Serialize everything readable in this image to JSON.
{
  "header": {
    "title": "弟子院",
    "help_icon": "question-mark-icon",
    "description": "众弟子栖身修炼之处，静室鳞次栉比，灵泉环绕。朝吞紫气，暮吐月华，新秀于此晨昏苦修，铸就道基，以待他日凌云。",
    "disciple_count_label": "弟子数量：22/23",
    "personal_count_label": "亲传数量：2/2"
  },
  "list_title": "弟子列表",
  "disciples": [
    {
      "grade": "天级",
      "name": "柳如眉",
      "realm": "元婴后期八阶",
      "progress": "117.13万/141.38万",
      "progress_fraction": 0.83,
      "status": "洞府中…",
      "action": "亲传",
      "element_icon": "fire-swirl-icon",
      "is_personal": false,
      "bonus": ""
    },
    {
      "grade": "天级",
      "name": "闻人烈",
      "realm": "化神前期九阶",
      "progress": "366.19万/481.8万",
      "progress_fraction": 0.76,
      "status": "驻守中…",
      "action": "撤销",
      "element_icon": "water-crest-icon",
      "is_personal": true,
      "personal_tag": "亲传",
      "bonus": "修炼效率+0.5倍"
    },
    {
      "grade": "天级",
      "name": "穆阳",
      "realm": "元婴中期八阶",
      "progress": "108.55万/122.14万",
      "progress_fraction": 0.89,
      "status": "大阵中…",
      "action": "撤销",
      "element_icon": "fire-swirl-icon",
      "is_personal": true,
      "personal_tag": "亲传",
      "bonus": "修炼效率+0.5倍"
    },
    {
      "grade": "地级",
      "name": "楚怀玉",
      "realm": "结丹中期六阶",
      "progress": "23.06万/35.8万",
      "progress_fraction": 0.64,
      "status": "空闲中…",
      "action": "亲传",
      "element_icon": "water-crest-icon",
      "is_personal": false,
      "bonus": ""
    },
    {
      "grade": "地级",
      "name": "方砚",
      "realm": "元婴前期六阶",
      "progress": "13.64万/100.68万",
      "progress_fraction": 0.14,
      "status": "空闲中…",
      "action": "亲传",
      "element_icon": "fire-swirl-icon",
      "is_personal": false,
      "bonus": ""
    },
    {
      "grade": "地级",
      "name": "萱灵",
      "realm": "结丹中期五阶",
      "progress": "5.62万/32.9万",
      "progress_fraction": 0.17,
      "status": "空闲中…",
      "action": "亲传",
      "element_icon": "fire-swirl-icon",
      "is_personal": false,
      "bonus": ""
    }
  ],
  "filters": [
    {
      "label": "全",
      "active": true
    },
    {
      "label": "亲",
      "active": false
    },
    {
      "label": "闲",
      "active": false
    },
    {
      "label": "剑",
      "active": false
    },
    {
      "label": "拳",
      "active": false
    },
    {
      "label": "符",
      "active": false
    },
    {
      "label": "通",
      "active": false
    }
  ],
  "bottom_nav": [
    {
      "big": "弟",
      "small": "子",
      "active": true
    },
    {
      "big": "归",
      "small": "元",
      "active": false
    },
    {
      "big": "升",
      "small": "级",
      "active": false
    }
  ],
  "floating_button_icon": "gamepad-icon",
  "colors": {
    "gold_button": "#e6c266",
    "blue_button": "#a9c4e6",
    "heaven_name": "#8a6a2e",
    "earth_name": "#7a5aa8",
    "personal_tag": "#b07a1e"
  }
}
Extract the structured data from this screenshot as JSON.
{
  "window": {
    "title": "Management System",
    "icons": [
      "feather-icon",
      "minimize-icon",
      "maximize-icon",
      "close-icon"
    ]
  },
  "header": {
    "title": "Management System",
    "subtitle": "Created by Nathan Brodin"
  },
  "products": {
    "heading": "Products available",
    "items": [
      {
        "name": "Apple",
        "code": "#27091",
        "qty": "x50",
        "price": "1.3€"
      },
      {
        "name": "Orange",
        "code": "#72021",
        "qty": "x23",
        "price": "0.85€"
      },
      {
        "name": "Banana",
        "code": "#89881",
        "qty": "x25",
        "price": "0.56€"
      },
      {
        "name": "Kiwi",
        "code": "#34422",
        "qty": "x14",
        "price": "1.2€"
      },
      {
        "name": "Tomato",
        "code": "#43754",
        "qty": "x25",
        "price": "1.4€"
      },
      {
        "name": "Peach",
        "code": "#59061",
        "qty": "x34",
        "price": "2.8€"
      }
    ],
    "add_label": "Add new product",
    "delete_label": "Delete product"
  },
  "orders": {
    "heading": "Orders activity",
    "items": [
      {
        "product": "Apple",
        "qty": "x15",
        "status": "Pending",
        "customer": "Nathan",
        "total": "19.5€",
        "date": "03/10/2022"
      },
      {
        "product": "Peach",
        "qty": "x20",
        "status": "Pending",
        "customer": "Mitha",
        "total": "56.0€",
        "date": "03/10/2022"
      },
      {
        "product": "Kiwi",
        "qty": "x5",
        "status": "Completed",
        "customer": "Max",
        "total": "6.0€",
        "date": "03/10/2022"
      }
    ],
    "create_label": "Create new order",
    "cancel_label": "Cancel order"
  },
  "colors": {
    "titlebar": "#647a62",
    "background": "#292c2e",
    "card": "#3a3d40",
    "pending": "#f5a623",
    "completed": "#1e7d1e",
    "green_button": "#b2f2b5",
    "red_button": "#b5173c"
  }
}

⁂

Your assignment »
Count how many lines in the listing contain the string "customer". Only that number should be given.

Problem solution »
3